Task requirements. From the line containing "Parse this screenshot: output" through the last line below, copy every line exactly, leaving out the pictures.
(Dataset extract Opens)
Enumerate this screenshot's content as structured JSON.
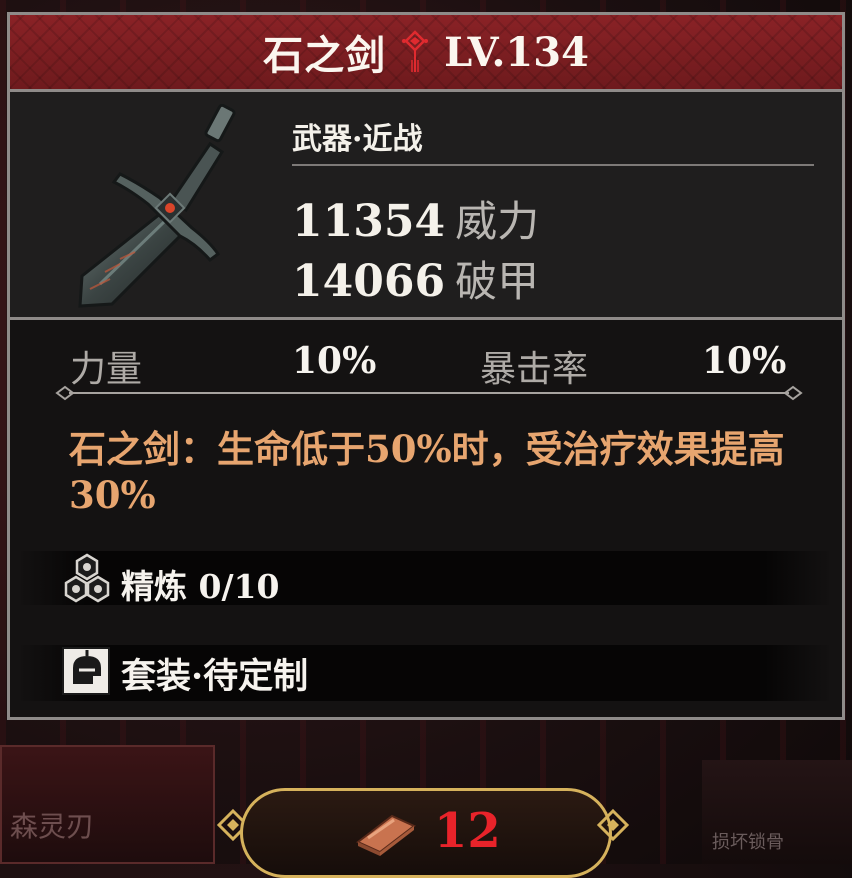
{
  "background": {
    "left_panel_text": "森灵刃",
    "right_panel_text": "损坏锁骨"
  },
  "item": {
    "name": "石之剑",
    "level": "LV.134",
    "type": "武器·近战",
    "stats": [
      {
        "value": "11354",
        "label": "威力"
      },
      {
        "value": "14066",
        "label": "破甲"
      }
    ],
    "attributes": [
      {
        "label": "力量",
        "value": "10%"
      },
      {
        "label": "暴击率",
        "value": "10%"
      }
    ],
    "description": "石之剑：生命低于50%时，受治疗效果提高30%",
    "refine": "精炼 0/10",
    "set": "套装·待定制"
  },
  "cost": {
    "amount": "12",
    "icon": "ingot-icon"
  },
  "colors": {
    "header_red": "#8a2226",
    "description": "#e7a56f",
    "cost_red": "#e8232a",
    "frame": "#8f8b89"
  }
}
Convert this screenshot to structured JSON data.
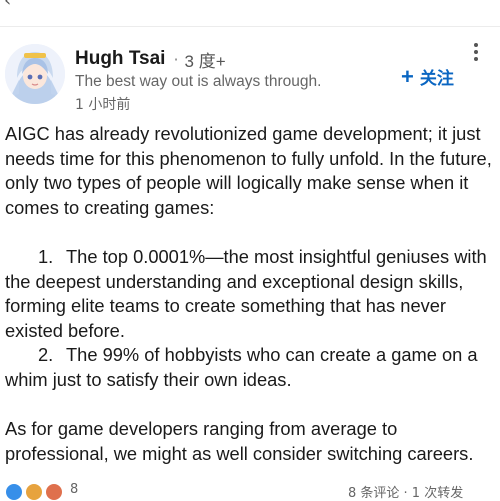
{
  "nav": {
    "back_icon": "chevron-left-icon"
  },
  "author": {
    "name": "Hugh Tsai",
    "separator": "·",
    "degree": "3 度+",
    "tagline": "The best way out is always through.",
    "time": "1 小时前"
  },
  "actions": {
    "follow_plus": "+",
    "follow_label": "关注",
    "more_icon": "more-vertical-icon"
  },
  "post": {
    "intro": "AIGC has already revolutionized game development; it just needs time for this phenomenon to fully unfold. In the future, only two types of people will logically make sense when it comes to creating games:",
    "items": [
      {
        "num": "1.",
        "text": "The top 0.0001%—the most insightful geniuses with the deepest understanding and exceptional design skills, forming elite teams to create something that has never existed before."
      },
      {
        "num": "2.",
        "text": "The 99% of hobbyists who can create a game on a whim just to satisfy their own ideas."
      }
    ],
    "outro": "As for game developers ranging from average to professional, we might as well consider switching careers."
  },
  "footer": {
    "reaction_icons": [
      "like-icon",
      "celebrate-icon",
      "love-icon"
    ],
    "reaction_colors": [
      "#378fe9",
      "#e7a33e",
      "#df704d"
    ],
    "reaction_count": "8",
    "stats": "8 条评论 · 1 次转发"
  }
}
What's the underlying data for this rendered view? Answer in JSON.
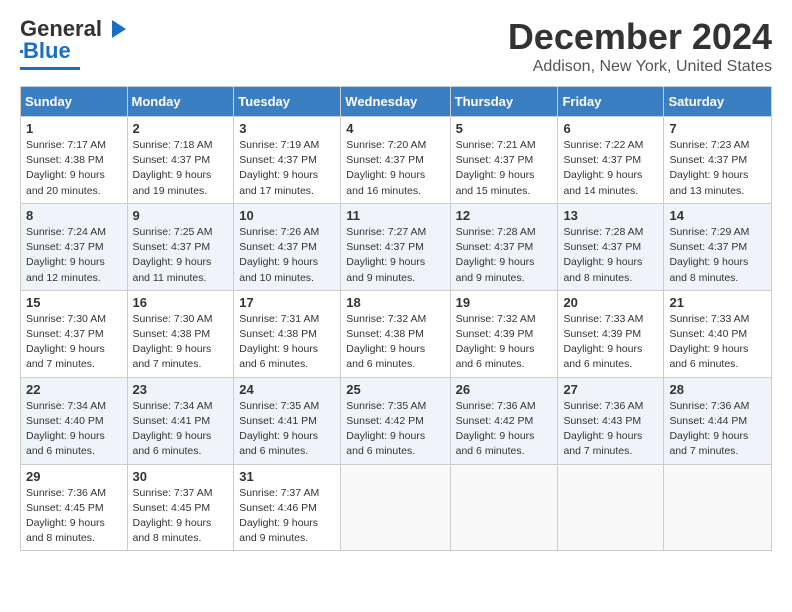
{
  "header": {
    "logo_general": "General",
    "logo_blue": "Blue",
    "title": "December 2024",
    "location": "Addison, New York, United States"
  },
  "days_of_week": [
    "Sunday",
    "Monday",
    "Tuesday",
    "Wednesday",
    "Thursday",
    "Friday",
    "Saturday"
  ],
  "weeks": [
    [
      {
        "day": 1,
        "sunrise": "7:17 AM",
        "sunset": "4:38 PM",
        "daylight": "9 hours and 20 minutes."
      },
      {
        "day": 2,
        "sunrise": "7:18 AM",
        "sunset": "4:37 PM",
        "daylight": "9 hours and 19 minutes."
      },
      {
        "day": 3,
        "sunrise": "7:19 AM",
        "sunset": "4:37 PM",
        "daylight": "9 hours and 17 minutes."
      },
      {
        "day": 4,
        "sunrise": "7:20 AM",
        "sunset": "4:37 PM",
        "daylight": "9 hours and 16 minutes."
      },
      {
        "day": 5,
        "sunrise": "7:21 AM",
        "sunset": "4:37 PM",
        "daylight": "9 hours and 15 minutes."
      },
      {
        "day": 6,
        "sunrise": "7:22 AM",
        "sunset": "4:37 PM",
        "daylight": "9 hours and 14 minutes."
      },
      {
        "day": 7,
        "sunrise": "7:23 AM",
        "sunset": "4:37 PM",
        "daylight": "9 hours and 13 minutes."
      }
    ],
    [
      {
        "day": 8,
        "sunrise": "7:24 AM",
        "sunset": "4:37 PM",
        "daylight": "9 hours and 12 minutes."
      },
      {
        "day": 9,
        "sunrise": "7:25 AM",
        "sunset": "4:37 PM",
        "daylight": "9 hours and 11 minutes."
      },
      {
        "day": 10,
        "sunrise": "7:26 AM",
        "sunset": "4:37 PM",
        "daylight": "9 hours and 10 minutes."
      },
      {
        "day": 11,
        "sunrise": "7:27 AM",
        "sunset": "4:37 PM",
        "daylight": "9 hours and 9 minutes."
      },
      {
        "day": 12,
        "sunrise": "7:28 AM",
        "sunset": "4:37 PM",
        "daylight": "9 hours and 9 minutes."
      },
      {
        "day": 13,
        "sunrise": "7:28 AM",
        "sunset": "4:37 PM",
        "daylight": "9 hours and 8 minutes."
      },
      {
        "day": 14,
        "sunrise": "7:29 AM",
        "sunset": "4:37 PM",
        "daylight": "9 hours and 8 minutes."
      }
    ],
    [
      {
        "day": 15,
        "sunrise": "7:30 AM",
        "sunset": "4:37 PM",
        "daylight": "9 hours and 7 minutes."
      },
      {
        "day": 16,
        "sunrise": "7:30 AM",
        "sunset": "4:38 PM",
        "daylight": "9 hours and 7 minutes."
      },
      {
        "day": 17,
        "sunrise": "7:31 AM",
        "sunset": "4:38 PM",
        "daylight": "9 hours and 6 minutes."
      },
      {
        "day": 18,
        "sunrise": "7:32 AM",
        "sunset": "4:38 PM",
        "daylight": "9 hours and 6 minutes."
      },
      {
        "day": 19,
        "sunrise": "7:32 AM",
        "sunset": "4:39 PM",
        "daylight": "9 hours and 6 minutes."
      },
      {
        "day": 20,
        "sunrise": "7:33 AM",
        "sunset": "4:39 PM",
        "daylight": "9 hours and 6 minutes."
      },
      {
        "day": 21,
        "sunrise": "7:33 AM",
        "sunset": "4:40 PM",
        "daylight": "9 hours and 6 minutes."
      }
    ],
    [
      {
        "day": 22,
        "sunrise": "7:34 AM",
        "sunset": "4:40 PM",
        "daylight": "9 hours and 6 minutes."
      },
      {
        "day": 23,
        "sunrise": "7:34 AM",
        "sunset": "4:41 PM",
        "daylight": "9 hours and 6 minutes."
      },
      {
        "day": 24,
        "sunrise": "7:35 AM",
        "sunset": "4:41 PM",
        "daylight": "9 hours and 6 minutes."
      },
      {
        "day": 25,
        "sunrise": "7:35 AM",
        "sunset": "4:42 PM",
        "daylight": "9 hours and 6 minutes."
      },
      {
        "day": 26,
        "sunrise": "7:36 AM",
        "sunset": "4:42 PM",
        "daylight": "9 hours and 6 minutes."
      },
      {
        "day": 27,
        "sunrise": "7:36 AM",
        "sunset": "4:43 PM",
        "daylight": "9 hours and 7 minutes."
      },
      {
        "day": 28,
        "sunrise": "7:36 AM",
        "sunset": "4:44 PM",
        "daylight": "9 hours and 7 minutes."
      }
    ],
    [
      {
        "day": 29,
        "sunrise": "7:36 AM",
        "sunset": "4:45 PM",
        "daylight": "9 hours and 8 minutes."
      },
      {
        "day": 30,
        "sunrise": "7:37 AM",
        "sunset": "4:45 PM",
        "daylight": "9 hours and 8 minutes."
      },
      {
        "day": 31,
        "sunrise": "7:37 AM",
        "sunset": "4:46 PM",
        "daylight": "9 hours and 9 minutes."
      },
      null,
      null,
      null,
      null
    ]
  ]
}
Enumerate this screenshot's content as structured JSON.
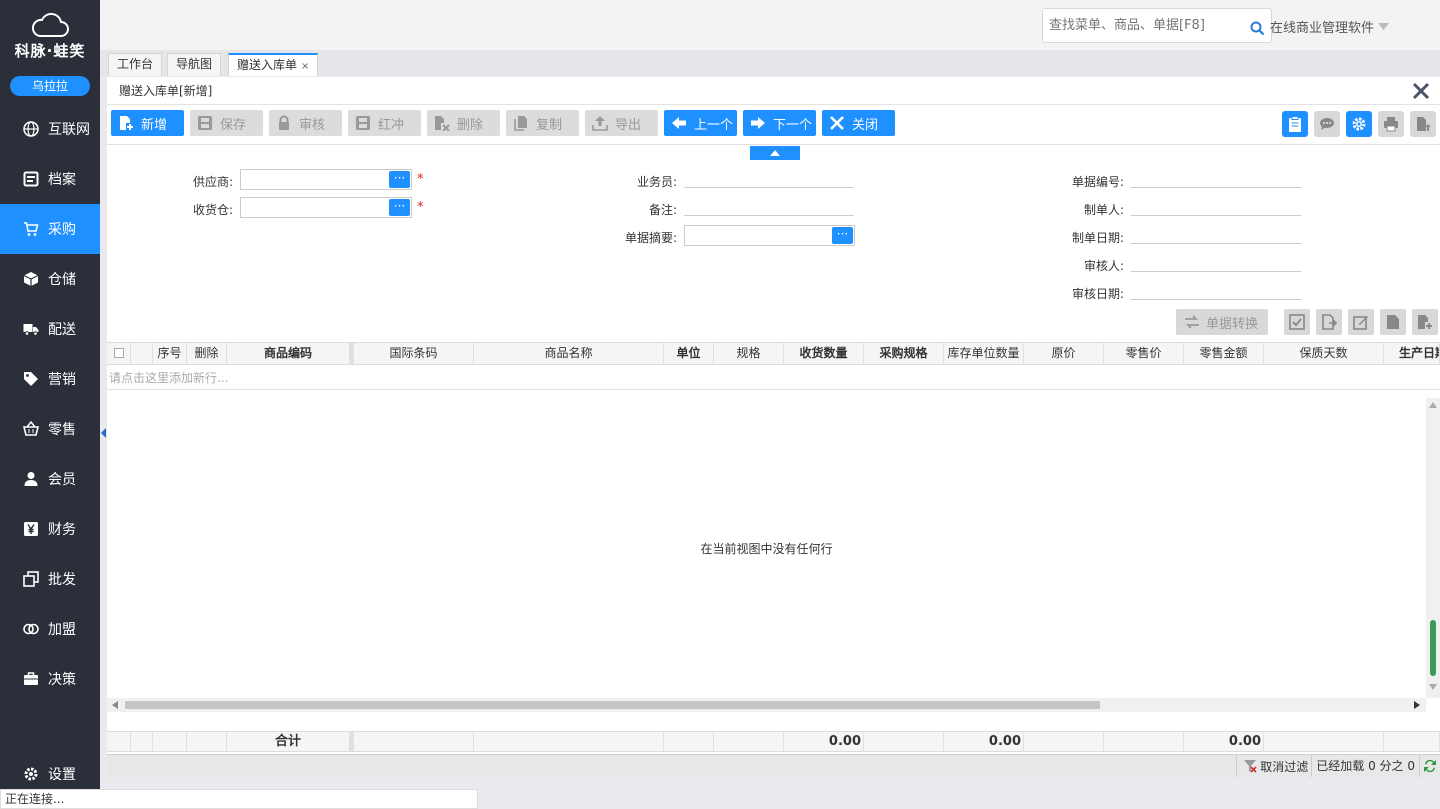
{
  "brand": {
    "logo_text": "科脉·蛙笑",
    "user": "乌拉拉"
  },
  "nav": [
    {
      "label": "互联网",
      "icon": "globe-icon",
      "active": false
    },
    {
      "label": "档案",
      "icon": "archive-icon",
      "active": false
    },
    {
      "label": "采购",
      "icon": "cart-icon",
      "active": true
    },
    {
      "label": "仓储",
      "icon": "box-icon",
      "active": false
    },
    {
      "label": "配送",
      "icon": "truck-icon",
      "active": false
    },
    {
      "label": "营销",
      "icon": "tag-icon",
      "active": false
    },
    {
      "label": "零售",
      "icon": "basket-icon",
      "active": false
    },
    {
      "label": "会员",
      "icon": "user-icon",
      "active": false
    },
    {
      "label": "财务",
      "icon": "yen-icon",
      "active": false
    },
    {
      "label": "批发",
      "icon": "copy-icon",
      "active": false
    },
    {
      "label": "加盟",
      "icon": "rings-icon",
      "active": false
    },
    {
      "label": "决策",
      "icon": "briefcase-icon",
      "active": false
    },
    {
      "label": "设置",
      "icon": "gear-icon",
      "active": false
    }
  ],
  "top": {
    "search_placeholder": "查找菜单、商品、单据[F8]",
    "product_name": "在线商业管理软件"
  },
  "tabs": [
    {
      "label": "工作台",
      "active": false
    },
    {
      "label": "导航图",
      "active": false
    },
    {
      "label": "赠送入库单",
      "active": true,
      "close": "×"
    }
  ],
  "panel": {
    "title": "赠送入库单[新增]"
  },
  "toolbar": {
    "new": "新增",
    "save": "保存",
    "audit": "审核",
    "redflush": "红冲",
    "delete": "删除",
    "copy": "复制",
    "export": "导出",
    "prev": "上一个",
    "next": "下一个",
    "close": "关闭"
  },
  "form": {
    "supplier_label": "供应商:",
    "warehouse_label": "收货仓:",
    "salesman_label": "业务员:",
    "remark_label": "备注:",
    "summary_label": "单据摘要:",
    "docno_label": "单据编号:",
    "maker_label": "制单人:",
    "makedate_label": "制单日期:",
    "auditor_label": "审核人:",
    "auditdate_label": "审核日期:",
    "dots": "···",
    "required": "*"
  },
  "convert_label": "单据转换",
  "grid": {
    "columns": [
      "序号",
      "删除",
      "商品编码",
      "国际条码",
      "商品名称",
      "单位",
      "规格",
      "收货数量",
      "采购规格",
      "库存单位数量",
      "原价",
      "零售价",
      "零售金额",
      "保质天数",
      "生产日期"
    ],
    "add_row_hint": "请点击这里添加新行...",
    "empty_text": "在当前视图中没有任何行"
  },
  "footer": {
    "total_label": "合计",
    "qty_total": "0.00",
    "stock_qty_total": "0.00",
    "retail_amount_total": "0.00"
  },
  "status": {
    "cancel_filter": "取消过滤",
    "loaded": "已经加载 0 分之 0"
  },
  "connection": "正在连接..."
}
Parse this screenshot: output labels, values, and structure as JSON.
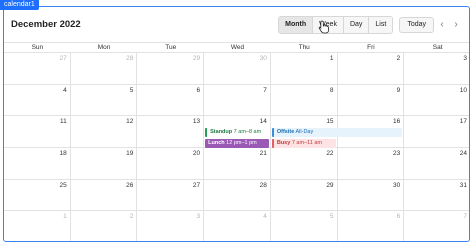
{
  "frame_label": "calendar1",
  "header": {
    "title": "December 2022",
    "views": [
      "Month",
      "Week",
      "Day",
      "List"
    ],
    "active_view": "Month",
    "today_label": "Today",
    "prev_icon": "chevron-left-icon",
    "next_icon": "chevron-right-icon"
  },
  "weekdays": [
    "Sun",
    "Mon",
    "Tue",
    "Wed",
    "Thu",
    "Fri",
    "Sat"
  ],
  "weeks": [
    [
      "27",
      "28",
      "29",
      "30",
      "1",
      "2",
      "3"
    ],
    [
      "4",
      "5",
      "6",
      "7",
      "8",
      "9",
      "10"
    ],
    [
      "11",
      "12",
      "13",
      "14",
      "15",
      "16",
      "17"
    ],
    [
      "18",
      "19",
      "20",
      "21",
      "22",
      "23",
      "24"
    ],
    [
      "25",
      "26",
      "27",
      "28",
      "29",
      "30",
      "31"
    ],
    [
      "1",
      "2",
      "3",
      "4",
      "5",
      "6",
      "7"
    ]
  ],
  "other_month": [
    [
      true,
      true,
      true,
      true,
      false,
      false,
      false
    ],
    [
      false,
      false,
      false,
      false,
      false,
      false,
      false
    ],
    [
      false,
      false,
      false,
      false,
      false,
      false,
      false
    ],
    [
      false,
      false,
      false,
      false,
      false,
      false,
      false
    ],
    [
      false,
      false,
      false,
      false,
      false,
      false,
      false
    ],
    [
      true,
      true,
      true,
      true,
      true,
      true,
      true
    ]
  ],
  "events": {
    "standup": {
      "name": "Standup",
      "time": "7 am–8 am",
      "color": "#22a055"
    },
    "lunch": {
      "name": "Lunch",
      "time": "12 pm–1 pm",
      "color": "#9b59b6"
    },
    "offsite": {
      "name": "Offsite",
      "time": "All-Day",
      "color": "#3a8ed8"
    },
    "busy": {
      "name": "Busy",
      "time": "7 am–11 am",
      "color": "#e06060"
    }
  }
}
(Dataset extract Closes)
Reply to the task.
Parse this screenshot: output labels, values, and structure as JSON.
{
  "frame_label": "calendar1",
  "header": {
    "title": "December 2022",
    "views": [
      "Month",
      "Week",
      "Day",
      "List"
    ],
    "active_view": "Month",
    "today_label": "Today",
    "prev_icon": "chevron-left-icon",
    "next_icon": "chevron-right-icon"
  },
  "weekdays": [
    "Sun",
    "Mon",
    "Tue",
    "Wed",
    "Thu",
    "Fri",
    "Sat"
  ],
  "weeks": [
    [
      "27",
      "28",
      "29",
      "30",
      "1",
      "2",
      "3"
    ],
    [
      "4",
      "5",
      "6",
      "7",
      "8",
      "9",
      "10"
    ],
    [
      "11",
      "12",
      "13",
      "14",
      "15",
      "16",
      "17"
    ],
    [
      "18",
      "19",
      "20",
      "21",
      "22",
      "23",
      "24"
    ],
    [
      "25",
      "26",
      "27",
      "28",
      "29",
      "30",
      "31"
    ],
    [
      "1",
      "2",
      "3",
      "4",
      "5",
      "6",
      "7"
    ]
  ],
  "other_month": [
    [
      true,
      true,
      true,
      true,
      false,
      false,
      false
    ],
    [
      false,
      false,
      false,
      false,
      false,
      false,
      false
    ],
    [
      false,
      false,
      false,
      false,
      false,
      false,
      false
    ],
    [
      false,
      false,
      false,
      false,
      false,
      false,
      false
    ],
    [
      false,
      false,
      false,
      false,
      false,
      false,
      false
    ],
    [
      true,
      true,
      true,
      true,
      true,
      true,
      true
    ]
  ],
  "events": {
    "standup": {
      "name": "Standup",
      "time": "7 am–8 am",
      "color": "#22a055"
    },
    "lunch": {
      "name": "Lunch",
      "time": "12 pm–1 pm",
      "color": "#9b59b6"
    },
    "offsite": {
      "name": "Offsite",
      "time": "All-Day",
      "color": "#3a8ed8"
    },
    "busy": {
      "name": "Busy",
      "time": "7 am–11 am",
      "color": "#e06060"
    }
  }
}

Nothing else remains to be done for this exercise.